***** Input material
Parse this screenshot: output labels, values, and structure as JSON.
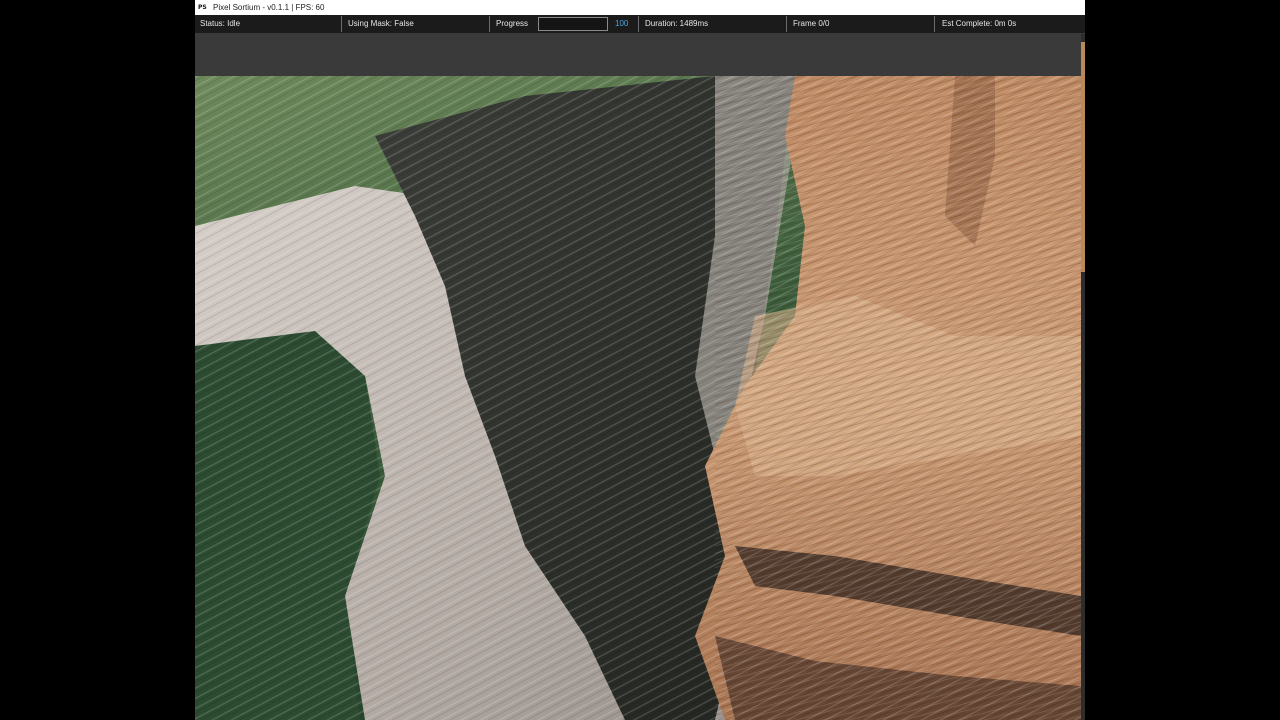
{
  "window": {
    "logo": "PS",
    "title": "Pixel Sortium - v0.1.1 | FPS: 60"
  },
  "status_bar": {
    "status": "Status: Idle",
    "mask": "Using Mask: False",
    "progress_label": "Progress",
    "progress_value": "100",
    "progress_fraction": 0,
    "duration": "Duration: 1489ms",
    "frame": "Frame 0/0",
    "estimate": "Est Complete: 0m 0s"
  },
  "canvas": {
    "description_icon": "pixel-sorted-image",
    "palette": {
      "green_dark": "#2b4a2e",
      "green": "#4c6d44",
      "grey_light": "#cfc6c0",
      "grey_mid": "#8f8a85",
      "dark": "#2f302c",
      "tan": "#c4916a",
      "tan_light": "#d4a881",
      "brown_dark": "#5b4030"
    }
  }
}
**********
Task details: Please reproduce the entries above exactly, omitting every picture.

Output of the exercise:
Parse this screenshot: output labels, values, and structure as JSON.
{
  "window": {
    "logo": "PS",
    "title": "Pixel Sortium - v0.1.1 | FPS: 60"
  },
  "status_bar": {
    "status": "Status: Idle",
    "mask": "Using Mask: False",
    "progress_label": "Progress",
    "progress_value": "100",
    "progress_fraction": 0,
    "duration": "Duration: 1489ms",
    "frame": "Frame 0/0",
    "estimate": "Est Complete: 0m 0s"
  },
  "canvas": {
    "description_icon": "pixel-sorted-image",
    "palette": {
      "green_dark": "#2b4a2e",
      "green": "#4c6d44",
      "grey_light": "#cfc6c0",
      "grey_mid": "#8f8a85",
      "dark": "#2f302c",
      "tan": "#c4916a",
      "tan_light": "#d4a881",
      "brown_dark": "#5b4030"
    }
  }
}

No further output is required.